What to do:
What lines of the material hold the string "VISA"? Pull each of them out.

Task material:
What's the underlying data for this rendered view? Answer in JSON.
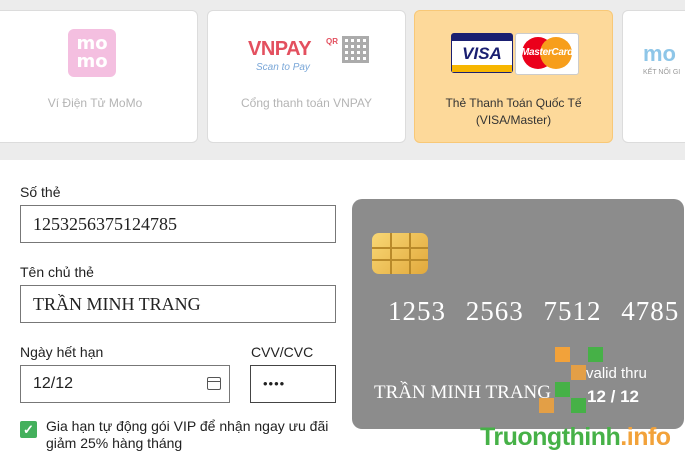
{
  "payment_methods": [
    {
      "label": "Ví Điện Tử MoMo",
      "logo_text": "mo mo"
    },
    {
      "label": "Cổng thanh toán VNPAY",
      "logo_text": "VNPAY",
      "logo_suffix": "QR",
      "logo_sub": "Scan to Pay"
    },
    {
      "label_line1": "Thẻ Thanh Toán Quốc Tế",
      "label_line2": "(VISA/Master)",
      "visa_text": "VISA",
      "mc_text": "MasterCard",
      "selected": true
    },
    {
      "logo_text": "mo",
      "logo_sub": "KẾT NỐI GI"
    }
  ],
  "form": {
    "card_number_label": "Số thẻ",
    "card_number_value": "1253256375124785",
    "holder_label": "Tên chủ thẻ",
    "holder_value": "TRẦN MINH TRANG",
    "expiry_label": "Ngày hết hạn",
    "expiry_value": "12/12",
    "cvv_label": "CVV/CVC",
    "cvv_value": "••••",
    "auto_renew_checked": true,
    "auto_renew_text": "Gia hạn tự động gói VIP để nhận ngay ưu đãi giảm 25% hàng tháng"
  },
  "card_preview": {
    "number": "1253 2563 7512 4785",
    "holder": "TRẦN MINH TRANG",
    "valid_thru_label": "valid thru",
    "valid_date": "12 / 12"
  },
  "watermark": {
    "part1": "Truongthinh",
    "part2": ".info"
  },
  "colors": {
    "selected_tab": "#fdd99a",
    "card_bg": "#8c8c8c",
    "checkbox": "#43b05c",
    "watermark_green": "#46b147",
    "watermark_orange": "#f2a23a"
  }
}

Reply to the task:
      "label_line2": "(VISA/Master)",
      "visa_text": "VISA",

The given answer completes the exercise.